Another prominent military messaging channel, Rybar, which is run by a former Defense Ministry press officer, reported a purge in the ranks was underway as authorities looked into allegations that some could have sided with Prigozhin.
Surovikin has been linked to Prigozhin since when both were active in Syria, where Russia has waged a military action since 2015 to shore up Syrian President Bashar Assad’s government and to help him reclaim territory after a devastating civil war.
While Prigozhin had unleashed expletive-ridden insults at Shoigu and chief of the General Staff Gen. Valery Gerasimov before last week’s mutiny in which he demanded their ouster, he has continually praised Surovikin and suggested naming him to replace Gerasimov. When the rebellion began, however, Surovikin recorded a video urging a halt to the mutiny.
Earlier this week, The New York Times reported that U.S. officials believed that Surovikin had advance knowledge about the mutiny. Asked about that report, Kremlin spokesman Dmitry Peskov shrugged it off as part of “speculations and gossip.”
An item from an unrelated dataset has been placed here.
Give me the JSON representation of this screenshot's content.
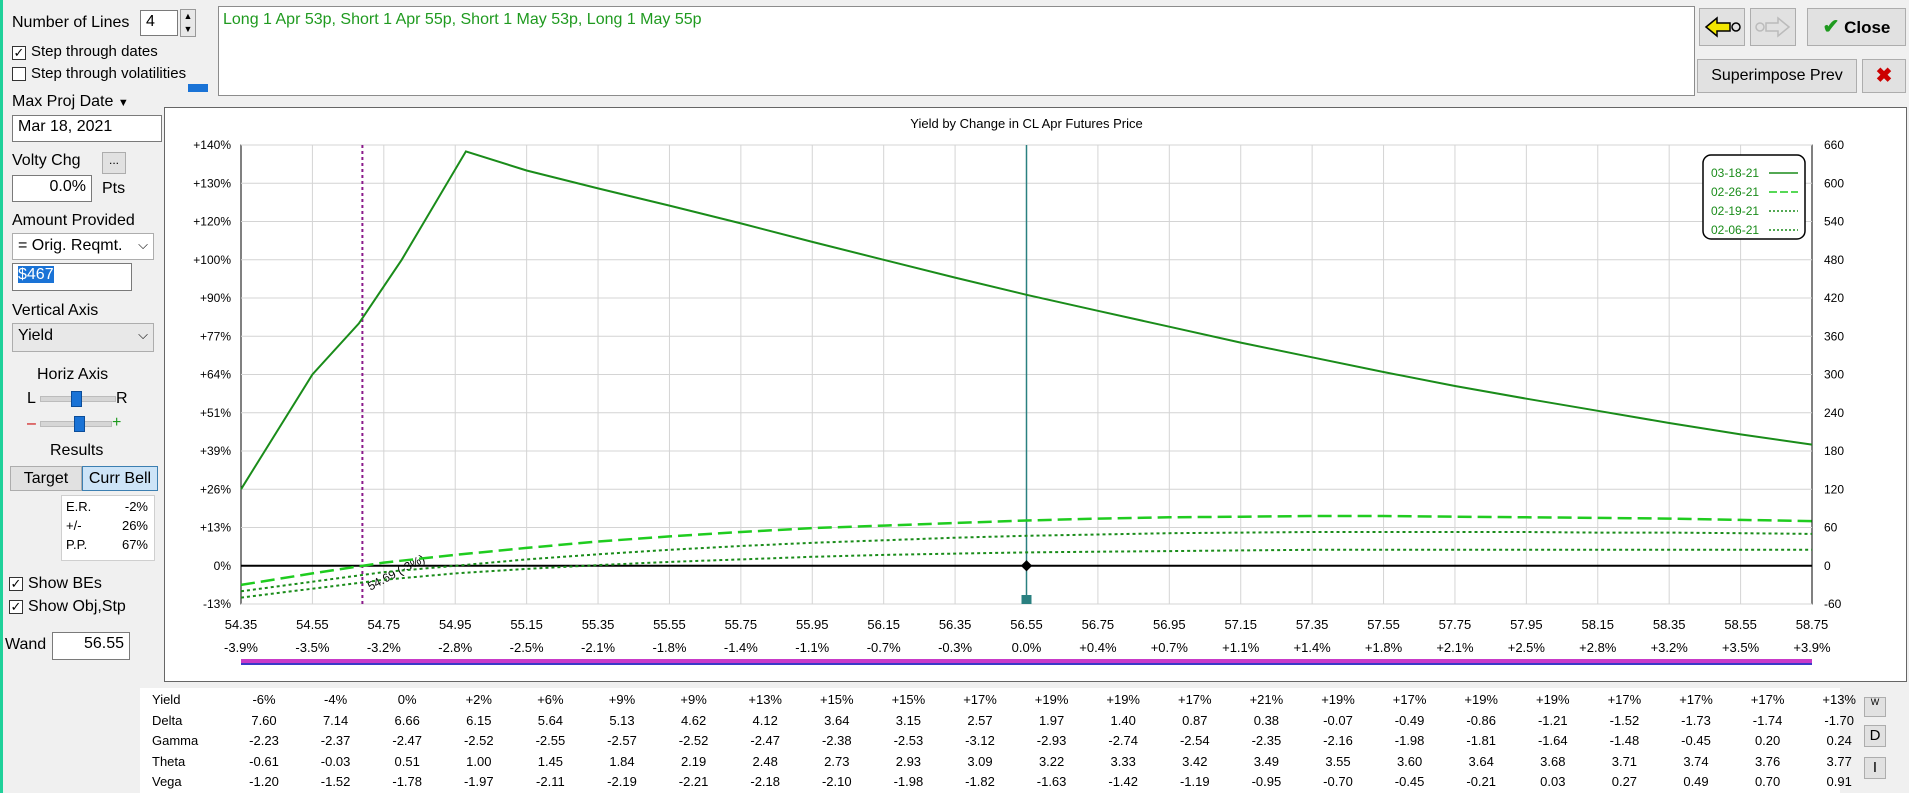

On Thursday, Peskov refused to comment on whether Surovikin had been arrested.
Asked by the AP if the president still trusts Surovikin, he replied that Putin works with the defense minister and the chief of the General Staff and referred questions about officers to the Defense Ministry. He also referred all other questions about Surovikin and his status to the ministry.
As to whether Putin considers it necessary to dismiss military officials who had had links with Prigozhin, Peskov said “the issue isn’t my prerogative, and I have nothing to say on that.”
The bald, fierce-looking Surovikin, who was nicknamed “General Armageddon” by Western media for his brutal tactics in Syria and Ukraine, was credited with shoring up Russian defenses after Moscow’s retreat from broad areas of Ukrainian territory last fall amid a swift counteroffensive by Kyiv.
Named by Putin in the fall to lead Russian forces in Ukraine, Surovikin presided over the bombing campaign that targeted Ukraine’s power plants and other vital infrastructure but failed to knock out power supplies.
In January, Putin replaced him with Gerasimov, putting the General Staff chief in charge of the Russian battle in Ukraine. Surovikin was demoted to the position of Gerasimov’s deputy.
Gerasimov’s own fate also is unclear after the abortive mutiny. While Shoigu showed up at several events attended by Putin, Gerasimov was mysteriously absent.
If a purge is indeed underway, it could destabilize the military chain of command and erode troop morale amid the early stage of Ukraine’s latest counteroffensive and offer Kyiv a chance to reclaim more ground.